Inherent security flaws of single-sign-ons; 2FA without passwords urged
Inherent security flaws of single-sign-ons; 2FA without passwords urged

Stressed out. Overworked. Simply exhausted. The 2017 workplace is taking a toll on workers, who are feeling more squeezed than ever, with more work (for the same pay!) and less time for themselves.  Or so it seems. According to one study, fully three quarters of workers on Sunday night dread going back to the office on Monday morning.

So you can't blame workers – and the people who manage them, themselves feeling the squeeze – for trying to take a few shortcuts. Logging onto systems, for example: The amount of time employees spend logging onto their computers, e-mail, user accounts, services, etc. varies and depends on the industry; a Ponemon study says that hospital workers could spend 200 hours a year just signing onto services, and admins in a 3,500 person company, according to another study, spend seven hours a week resetting lost, forgotten, or deprecated passwords.

That explains the popularity of identity management single sign-on solutions – where users can register all their accounts in a “clearinghouse,” and use a single password to gain access to all their accounts and services. Besides saving time, SSOs save users from “password rage” as well, as they no longer need to remember dozens of passwords – or remember to change them on a regular basis, as many employees require to ensure maximum security. Identity management SSO solutions such as OneLogin, SecureLogin, Imprivata OneSign, PortalGuard, and others have become quite popular of late – with good reason.

In order to pull this off, security has to be top-notch – but there is an inherent weakness in the model. Many SSOs use usernames/password as at least one authentication factor to protect the accounts of users (ie their other usernames/passwords). And experience has shown that where there are passwords, hackers are not far behind.

That, in fact, is what happened to OneLogin, one of the biggest identity management services. The company's databases were hacked in June, with hackers having access to customer information for as long as seven hours before the breach was repaired. Customers were instructed to change not only their OneLogin authentication information, but the passwords of the services they used their SSO to log onto. And OneLogin is not alone; others, like Uber, which uses an SSO, have been breached recently as well.

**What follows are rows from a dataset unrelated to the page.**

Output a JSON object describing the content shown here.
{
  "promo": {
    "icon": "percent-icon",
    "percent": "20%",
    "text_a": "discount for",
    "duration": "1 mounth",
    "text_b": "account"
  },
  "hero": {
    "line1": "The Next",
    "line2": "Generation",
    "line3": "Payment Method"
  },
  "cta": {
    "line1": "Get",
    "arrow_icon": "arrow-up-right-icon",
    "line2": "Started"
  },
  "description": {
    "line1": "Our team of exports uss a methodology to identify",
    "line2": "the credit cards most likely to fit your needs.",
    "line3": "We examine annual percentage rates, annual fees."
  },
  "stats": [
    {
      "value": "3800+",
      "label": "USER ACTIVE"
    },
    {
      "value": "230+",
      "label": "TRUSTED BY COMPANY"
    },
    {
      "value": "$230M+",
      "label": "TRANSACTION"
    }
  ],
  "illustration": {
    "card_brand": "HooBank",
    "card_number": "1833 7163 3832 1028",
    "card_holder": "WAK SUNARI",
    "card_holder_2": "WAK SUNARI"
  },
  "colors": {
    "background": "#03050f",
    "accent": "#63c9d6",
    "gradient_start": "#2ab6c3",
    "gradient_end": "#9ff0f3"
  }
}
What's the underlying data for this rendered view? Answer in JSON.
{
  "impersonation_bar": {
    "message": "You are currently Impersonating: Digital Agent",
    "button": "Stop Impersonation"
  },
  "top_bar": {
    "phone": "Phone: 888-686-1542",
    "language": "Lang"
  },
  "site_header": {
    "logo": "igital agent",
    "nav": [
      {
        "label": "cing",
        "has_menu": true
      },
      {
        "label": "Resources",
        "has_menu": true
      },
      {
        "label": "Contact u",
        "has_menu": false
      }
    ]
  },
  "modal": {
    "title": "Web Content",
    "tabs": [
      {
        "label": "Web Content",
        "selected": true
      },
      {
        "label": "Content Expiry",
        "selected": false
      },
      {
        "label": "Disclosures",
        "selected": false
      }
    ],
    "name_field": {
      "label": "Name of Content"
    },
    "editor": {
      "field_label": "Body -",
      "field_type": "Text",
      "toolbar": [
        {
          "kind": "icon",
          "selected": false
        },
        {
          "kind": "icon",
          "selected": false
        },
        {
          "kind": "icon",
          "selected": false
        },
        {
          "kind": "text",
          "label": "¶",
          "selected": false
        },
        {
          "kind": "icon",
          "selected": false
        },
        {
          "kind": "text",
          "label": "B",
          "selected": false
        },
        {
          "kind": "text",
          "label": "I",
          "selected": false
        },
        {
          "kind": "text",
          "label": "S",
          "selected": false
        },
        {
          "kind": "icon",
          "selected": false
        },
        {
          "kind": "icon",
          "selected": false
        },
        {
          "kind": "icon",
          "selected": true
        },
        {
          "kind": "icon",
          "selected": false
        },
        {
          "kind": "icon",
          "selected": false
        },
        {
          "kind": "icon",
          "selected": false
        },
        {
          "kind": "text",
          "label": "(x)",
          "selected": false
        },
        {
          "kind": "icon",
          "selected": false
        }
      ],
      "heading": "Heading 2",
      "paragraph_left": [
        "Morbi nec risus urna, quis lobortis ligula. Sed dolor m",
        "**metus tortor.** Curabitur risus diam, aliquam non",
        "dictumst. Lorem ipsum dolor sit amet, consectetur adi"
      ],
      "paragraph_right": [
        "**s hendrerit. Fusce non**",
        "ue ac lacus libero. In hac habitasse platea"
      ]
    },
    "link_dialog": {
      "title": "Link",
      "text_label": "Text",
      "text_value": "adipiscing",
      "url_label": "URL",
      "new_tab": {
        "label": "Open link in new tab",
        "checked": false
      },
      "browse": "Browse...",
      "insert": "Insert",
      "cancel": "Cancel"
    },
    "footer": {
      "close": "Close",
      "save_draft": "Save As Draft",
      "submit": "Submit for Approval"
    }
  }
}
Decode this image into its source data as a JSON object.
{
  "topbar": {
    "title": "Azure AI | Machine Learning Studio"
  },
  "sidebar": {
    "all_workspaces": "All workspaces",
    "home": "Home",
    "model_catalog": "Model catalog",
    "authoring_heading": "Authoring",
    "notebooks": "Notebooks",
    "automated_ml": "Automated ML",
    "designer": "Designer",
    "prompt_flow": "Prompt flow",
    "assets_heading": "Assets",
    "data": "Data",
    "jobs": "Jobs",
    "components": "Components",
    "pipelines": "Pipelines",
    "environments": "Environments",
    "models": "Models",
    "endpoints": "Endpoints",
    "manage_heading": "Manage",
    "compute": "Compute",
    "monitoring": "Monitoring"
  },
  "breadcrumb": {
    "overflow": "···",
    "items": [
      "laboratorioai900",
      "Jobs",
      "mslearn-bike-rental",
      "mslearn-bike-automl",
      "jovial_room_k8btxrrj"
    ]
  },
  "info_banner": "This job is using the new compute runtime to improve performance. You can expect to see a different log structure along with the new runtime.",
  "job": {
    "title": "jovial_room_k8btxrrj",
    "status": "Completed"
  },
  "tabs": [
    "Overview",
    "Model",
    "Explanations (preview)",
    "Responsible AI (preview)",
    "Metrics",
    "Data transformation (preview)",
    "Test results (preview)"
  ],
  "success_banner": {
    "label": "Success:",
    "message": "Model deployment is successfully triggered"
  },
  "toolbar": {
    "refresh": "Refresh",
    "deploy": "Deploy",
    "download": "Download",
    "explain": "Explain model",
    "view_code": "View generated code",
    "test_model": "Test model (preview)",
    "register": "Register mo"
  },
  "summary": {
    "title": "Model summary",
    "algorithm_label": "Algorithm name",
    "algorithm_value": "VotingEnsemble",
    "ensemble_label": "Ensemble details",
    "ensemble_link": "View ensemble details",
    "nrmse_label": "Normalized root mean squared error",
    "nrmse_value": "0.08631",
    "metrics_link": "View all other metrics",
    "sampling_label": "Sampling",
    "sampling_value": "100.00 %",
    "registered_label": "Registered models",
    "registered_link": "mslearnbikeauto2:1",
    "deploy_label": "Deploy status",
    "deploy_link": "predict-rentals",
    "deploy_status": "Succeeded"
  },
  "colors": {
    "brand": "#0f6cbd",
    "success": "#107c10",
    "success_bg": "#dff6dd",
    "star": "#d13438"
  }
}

OneLogin hasn't announced how hackers got hold of user credentials, but the most likely suspect is spear-phishing – the root cause of 91 percent of cyber-attacks. In any event, we see from that hackers can spoof even systems with ostensibly high security. If the target is worth the effort, hackers will invest a great deal in making the breach happen – and with its hundreds of high-profile clients, OneLogin databases certainly constitute a very high value target.

But the same could be said of any of the major hack attacks in recent years – where hackers breached servers belonging to Sony, Target, the Democratic National Committee, RSA, or the 63 universities and government agencies in the US and UK that were said to have been hacked just a few months ago by the infamous Russian hacker Rasputin. In each case, compromised passwords were the method via which hackers got access to the systems where they did their damage.

If not passwords, then what? How can identity management services better protect their users? To answer that, we need to examine the nature of authentication – how a user proves to a system they are who they claim to be. Usernames and passwords are an example of the “something you know” authentication factor. Other methods of authentication examine “something you have,” and “something you are.”

Perhaps it's time to rethink authentication altogether, and eliminate password-based “something you know,” the Achilles' heel of authentication. That leaves “something you have” and “something you are.” Either of those could provide a safer way to connect – and when used in tandem, they could provide an almost foolproof way to keep hackers away.

Device authentication using password-less authentication via randomised code sent over multiple channels to authenticate a connection provides a much safer authentication method – and saves users from the trouble of having to remember even one password. In this scenario, a device connects with a server, generating a random code from a large set of possibilities that the remote server has prior knowledge of – and because there is a large range of possibilities, hackers would have almost no chance of picking the right one. To further enhance security, the code could be sent on multiple channels, reassembled only on the authentication server – making hacking of the connection almost impossible.

A practical example of this authentication system in use now is mobile push-based authentication. In this scenario, a user vets who they are via their device (“something you have”), by opening an app that confirms that the device is indeed in the hand of the user who made the request (if a user loses his or her device, it's likely they would report it, and connections from that device would be flagged). The authentication request is sent via multiple channels, with the code generated from within the app. Add to that “something you are” - biometric authentication via a thumbprint reader (common on Apple and other devices), and the likelihood of hackers being able to breach security drops drastically compared to standard username/password authentication.

The same one-two authentication punch could work in any number of authentication scenarios, with device-based authentication taking away from hackers their best chance of getting access to user accounts. If there are no passwords, there is no “what you know” factor for hackers to steal – and there's no point in running spear-phishing scams to steal passwords, making SSOs, and any other system to access a service or an account a lot more secure.

Contributed by Raz Rafaeli, CEO of Secret Double Octopus

*Note: The views expressed in this blog are those of the author and do not necessarily reflect the views of SC Media or Haymarket Media.